References[edit]

  1. ^ a b c d e f Dürr, Alfred (1981). Die Kantaten von Johann Sebastian Bach (in German) 1 (4 ed.). Deutscher Taschenbuchverlag. pp. 568–570. ISBN 3-423-04080-7. 
  2. ^ a b c d Hofmann, Klaus (2005). "Herr Gott, dich loben alle wir, BWV 130 / Lord God, we all praise You" (PDF). bach-cantatas.com. p. 7. Retrieved 26 September 2012. 
  3. ^ Wolff, Christoph (2000). Chorale Cantatas from the cycle of the Leipzig / church cantatas, 1724–25 (III) (PDF). bach-cantatas.com. p. 9. Retrieved 28 August 2012. 

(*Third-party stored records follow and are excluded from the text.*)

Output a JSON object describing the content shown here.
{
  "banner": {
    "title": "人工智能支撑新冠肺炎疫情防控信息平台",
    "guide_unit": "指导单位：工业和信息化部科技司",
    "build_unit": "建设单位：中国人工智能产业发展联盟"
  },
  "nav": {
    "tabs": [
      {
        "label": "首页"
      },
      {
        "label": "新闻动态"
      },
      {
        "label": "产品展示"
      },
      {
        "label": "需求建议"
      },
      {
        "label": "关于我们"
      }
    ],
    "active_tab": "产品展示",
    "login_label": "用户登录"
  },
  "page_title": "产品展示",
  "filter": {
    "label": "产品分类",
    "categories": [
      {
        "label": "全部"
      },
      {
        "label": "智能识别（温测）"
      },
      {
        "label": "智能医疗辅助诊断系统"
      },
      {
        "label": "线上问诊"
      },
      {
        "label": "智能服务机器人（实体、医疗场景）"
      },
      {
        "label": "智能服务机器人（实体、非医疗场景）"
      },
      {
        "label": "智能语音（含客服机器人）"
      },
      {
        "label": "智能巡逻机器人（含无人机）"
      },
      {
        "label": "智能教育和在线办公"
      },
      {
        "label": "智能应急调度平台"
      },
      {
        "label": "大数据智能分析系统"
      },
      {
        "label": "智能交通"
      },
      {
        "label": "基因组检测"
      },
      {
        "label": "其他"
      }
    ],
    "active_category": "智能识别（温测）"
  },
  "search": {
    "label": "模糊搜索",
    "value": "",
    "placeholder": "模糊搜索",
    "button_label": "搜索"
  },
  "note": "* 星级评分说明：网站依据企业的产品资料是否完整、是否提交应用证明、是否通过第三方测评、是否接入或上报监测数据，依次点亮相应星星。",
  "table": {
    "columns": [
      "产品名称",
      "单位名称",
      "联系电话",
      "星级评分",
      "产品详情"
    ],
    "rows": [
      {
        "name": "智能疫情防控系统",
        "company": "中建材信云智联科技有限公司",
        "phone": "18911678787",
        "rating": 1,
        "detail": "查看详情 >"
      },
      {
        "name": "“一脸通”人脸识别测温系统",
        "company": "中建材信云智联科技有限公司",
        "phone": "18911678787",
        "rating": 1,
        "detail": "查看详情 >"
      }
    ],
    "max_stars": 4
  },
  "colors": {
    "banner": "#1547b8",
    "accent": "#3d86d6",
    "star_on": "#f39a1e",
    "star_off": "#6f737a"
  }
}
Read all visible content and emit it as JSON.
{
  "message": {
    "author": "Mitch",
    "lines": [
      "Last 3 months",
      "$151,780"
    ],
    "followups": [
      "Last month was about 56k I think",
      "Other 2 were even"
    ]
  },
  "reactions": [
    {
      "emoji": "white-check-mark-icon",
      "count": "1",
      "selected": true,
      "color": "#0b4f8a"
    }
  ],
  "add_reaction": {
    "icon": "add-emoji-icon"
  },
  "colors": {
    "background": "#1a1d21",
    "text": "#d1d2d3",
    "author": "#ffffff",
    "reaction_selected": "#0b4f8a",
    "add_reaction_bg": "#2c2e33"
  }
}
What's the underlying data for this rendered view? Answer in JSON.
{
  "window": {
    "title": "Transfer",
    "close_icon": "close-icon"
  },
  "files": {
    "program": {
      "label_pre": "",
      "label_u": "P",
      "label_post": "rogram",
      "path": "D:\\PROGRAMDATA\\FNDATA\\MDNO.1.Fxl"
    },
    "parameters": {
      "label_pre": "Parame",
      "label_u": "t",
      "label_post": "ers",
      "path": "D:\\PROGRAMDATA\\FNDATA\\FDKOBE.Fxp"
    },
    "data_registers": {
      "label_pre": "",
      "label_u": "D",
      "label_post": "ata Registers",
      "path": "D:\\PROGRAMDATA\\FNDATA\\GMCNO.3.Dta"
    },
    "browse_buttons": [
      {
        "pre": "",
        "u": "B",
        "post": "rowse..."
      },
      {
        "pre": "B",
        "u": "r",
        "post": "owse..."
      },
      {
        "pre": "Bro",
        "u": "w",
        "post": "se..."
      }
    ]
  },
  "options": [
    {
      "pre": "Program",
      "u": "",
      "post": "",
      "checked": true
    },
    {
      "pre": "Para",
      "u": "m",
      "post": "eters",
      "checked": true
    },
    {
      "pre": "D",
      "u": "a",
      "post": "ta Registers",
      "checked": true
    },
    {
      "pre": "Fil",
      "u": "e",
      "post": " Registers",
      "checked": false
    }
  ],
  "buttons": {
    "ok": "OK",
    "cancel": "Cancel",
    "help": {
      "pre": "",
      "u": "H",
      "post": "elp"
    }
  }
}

  4. ^ a b c Mincham, Julian (2010). "Chapter 17 BWV 130 Herr Gott, dich loben alle wir / Lord God, we all praise you". jsbachcantatas.com. Retrieved 26 September 2012. 
  5. ^ "Herr Gott, dich loben alle wir / Text and Translation of Chorale". bach-cantatas.com. 2006. Retrieved 25 September 2012. 
  6. ^ a b Gardiner, John Eliot (2006). "Cantatas for the Feast of St Michael and All Angels / Unser lieben Frauen, Bremen" (PDF). bach-cantatas.com. pp. 6–8. Retrieved 26 September 2012. 
  7. ^ "Chorale Melodies used in Bach's Vocal Works / Herr Gott, dich loben alle wir". bach-cantatas.com. 2006. Retrieved 25 September 2012. 

External links[edit]